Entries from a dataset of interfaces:
- - - -

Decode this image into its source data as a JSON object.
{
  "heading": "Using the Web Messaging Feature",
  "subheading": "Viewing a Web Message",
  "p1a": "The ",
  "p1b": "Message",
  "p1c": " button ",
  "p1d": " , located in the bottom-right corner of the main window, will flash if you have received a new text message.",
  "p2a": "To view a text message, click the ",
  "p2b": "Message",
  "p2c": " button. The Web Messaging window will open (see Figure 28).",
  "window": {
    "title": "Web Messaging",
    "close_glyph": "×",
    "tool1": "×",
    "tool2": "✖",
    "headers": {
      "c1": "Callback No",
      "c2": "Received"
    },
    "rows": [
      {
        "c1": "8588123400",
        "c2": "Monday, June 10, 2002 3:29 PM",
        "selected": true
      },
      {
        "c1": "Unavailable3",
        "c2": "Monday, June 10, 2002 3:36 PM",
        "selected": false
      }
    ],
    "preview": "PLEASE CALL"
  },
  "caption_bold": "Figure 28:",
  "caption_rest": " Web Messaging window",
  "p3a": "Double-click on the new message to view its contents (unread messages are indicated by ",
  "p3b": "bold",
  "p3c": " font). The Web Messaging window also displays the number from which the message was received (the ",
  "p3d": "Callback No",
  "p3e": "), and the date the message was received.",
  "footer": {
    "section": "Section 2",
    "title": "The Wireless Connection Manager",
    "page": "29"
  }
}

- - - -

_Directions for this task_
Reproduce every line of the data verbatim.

_Response to this task_
Decode this image into its source data as a JSON object.
{
  "heading": "Using the Web Messaging Feature",
  "subheading": "Viewing a Web Message",
  "p1a": "The ",
  "p1b": "Message",
  "p1c": " button ",
  "p1d": " , located in the bottom-right corner of the main window, will flash if you have received a new text message.",
  "p2a": "To view a text message, click the ",
  "p2b": "Message",
  "p2c": " button. The Web Messaging window will open (see Figure 28).",
  "window": {
    "title": "Web Messaging",
    "close_glyph": "×",
    "tool1": "×",
    "tool2": "✖",
    "headers": {
      "c1": "Callback No",
      "c2": "Received"
    },
    "rows": [
      {
        "c1": "8588123400",
        "c2": "Monday, June 10, 2002 3:29 PM",
        "selected": true
      },
      {
        "c1": "Unavailable3",
        "c2": "Monday, June 10, 2002 3:36 PM",
        "selected": false
      }
    ],
    "preview": "PLEASE CALL"
  },
  "caption_bold": "Figure 28:",
  "caption_rest": " Web Messaging window",
  "p3a": "Double-click on the new message to view its contents (unread messages are indicated by ",
  "p3b": "bold",
  "p3c": " font). The Web Messaging window also displays the number from which the message was received (the ",
  "p3d": "Callback No",
  "p3e": "), and the date the message was received.",
  "footer": {
    "section": "Section 2",
    "title": "The Wireless Connection Manager",
    "page": "29"
  }
}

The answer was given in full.